____ PROVIDED RECORDS
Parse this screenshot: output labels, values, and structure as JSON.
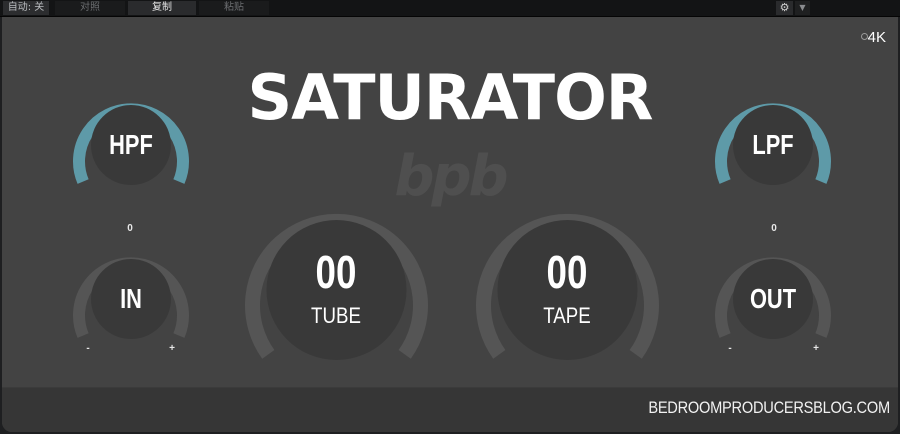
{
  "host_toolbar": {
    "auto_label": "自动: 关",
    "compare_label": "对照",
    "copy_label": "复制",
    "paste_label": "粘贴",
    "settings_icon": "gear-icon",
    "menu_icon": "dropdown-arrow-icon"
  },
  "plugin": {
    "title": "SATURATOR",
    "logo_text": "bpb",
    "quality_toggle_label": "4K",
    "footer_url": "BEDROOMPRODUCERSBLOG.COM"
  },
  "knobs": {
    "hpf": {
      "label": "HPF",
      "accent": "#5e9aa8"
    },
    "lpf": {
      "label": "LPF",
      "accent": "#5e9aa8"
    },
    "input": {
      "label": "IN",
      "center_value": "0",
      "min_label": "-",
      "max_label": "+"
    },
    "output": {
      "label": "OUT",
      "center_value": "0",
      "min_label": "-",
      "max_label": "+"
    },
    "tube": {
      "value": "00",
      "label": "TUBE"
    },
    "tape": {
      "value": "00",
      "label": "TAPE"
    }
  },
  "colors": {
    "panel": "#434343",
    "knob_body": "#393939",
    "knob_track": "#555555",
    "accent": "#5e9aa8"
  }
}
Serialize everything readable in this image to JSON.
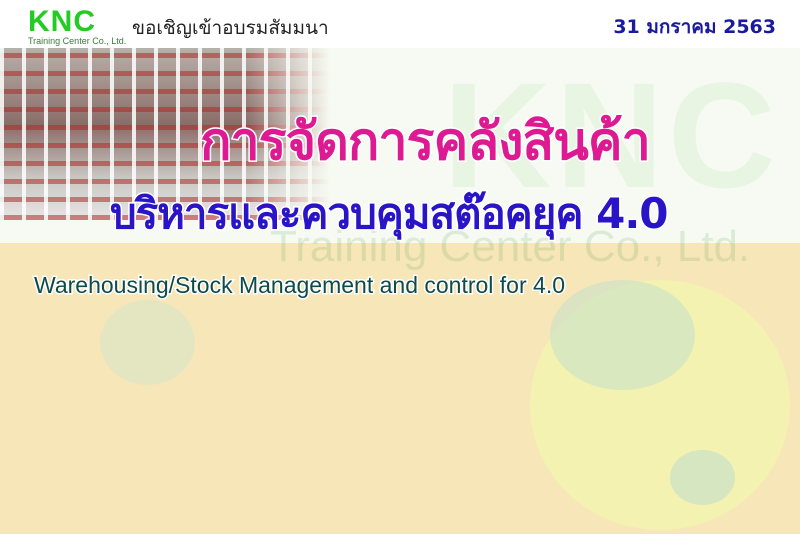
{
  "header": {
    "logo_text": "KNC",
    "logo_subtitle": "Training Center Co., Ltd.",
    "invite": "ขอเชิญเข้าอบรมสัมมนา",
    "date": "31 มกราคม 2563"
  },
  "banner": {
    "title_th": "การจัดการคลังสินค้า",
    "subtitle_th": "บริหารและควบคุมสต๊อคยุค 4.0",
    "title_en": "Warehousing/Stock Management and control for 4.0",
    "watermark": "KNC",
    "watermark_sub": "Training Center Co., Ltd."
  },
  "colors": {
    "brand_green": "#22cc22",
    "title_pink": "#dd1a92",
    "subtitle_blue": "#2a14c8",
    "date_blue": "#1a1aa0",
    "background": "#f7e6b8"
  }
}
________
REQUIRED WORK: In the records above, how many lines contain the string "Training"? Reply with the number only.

ANSWER TO THE PROBLEM: 2